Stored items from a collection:
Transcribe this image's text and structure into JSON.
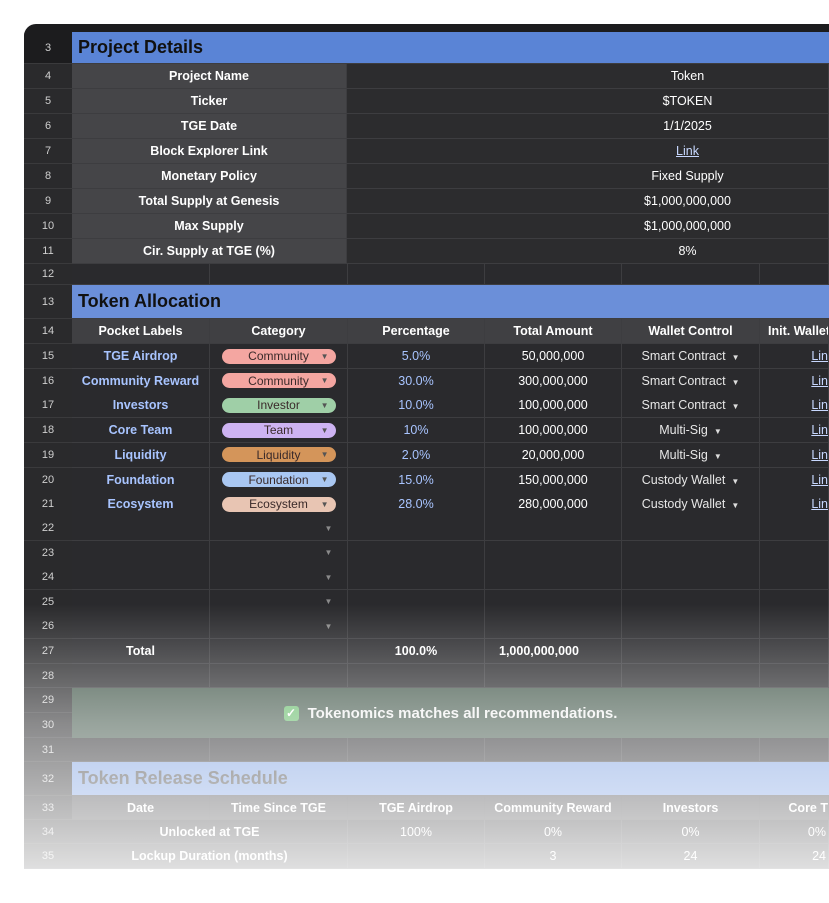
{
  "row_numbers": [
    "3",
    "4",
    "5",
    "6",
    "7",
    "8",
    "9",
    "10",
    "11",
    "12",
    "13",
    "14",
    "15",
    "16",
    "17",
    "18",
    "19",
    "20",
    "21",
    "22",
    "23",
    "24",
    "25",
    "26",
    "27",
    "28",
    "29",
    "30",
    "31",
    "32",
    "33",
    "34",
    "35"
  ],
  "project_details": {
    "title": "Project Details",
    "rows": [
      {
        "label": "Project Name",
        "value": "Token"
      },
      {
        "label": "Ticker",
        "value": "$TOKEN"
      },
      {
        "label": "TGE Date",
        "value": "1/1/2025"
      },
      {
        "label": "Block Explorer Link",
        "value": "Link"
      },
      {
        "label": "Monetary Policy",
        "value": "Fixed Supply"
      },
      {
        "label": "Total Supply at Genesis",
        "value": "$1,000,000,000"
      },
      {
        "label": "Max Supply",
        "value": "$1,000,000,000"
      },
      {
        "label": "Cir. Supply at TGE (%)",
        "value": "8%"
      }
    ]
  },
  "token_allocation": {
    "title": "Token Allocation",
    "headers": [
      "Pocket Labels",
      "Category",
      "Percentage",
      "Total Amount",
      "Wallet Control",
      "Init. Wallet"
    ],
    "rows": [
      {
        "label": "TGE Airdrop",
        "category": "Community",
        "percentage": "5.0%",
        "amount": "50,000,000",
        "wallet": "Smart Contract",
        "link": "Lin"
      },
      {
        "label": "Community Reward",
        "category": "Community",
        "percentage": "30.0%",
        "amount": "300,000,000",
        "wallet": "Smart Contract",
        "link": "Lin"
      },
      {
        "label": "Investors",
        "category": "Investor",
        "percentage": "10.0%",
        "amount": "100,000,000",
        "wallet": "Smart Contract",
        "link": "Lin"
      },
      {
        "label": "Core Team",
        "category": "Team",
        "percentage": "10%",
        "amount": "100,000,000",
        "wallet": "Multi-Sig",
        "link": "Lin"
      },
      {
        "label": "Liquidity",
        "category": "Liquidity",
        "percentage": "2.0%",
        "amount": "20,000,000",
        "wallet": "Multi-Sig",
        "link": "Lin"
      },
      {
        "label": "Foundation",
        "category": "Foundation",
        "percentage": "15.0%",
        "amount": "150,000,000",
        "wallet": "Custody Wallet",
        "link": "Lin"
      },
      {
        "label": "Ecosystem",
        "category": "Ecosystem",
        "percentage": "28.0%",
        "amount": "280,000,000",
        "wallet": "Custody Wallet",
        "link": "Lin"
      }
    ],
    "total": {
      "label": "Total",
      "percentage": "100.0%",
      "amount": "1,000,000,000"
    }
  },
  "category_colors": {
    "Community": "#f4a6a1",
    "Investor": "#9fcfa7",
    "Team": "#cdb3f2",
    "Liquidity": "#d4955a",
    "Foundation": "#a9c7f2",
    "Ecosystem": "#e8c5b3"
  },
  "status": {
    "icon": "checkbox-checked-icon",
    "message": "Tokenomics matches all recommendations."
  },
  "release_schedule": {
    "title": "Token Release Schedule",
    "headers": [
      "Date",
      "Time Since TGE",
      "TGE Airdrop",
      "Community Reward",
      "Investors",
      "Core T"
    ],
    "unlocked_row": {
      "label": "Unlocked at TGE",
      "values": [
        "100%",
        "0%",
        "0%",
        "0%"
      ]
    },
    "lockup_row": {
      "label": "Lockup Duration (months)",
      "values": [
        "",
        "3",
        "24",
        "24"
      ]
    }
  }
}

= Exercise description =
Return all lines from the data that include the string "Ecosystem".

= Task output =
        "label": "Ecosystem",
        "category": "Ecosystem",
    "Ecosystem": "#e8c5b3"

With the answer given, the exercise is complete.